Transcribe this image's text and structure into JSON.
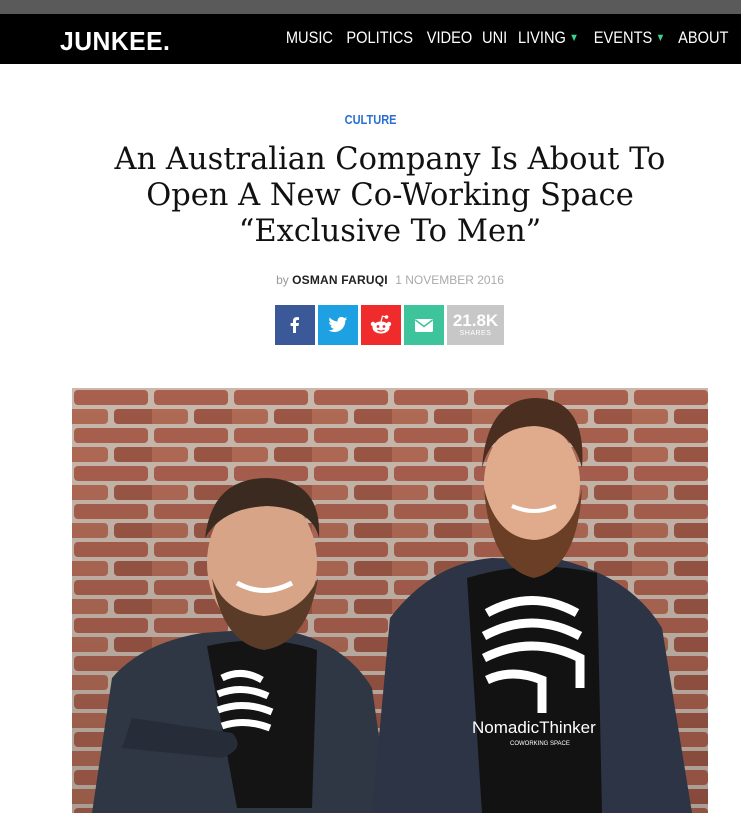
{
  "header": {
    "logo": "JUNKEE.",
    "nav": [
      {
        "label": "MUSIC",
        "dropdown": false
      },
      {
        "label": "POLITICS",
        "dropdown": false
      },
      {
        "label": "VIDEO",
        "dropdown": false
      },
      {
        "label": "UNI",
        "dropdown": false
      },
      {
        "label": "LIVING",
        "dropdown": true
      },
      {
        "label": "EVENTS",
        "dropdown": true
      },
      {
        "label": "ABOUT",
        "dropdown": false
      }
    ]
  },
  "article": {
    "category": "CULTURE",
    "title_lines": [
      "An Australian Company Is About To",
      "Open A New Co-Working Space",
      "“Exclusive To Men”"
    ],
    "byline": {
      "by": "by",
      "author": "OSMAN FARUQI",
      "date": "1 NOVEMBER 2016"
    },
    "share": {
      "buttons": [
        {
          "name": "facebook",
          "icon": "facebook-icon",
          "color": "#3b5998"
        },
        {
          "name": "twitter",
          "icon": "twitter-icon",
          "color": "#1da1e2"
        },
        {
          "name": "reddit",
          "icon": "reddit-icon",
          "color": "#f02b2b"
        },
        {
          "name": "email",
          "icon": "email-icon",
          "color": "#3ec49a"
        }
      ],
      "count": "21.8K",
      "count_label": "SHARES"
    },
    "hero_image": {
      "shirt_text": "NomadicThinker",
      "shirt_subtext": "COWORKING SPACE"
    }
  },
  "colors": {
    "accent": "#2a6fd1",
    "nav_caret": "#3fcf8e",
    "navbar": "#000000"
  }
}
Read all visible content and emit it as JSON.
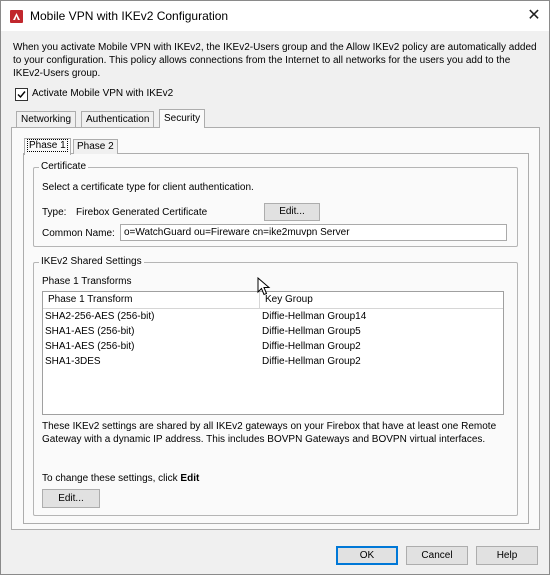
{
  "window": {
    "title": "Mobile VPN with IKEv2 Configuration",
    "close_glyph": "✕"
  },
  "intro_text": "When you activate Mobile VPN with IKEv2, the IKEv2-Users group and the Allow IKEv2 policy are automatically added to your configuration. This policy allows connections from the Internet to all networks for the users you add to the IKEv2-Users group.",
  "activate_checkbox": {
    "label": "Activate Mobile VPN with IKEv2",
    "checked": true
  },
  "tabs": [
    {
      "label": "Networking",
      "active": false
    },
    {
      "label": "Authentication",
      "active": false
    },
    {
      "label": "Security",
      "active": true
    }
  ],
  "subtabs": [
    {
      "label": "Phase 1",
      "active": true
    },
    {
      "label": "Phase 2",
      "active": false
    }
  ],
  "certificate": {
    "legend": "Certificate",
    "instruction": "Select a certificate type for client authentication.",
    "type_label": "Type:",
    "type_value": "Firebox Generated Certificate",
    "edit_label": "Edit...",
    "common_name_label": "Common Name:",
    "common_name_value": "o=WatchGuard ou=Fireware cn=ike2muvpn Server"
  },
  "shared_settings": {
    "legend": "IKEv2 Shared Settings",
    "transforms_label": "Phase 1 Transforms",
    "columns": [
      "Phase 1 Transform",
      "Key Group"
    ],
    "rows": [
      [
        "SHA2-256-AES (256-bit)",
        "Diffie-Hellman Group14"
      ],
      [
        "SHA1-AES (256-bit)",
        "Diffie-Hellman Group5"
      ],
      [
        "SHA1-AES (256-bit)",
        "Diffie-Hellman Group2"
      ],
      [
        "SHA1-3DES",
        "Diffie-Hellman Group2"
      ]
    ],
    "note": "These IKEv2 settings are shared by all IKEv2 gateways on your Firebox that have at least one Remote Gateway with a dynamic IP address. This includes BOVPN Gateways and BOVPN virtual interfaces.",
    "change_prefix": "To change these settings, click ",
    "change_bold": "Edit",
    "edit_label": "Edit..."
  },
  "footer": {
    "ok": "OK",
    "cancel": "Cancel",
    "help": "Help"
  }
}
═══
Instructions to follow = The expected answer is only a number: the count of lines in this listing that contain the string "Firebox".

Output = 2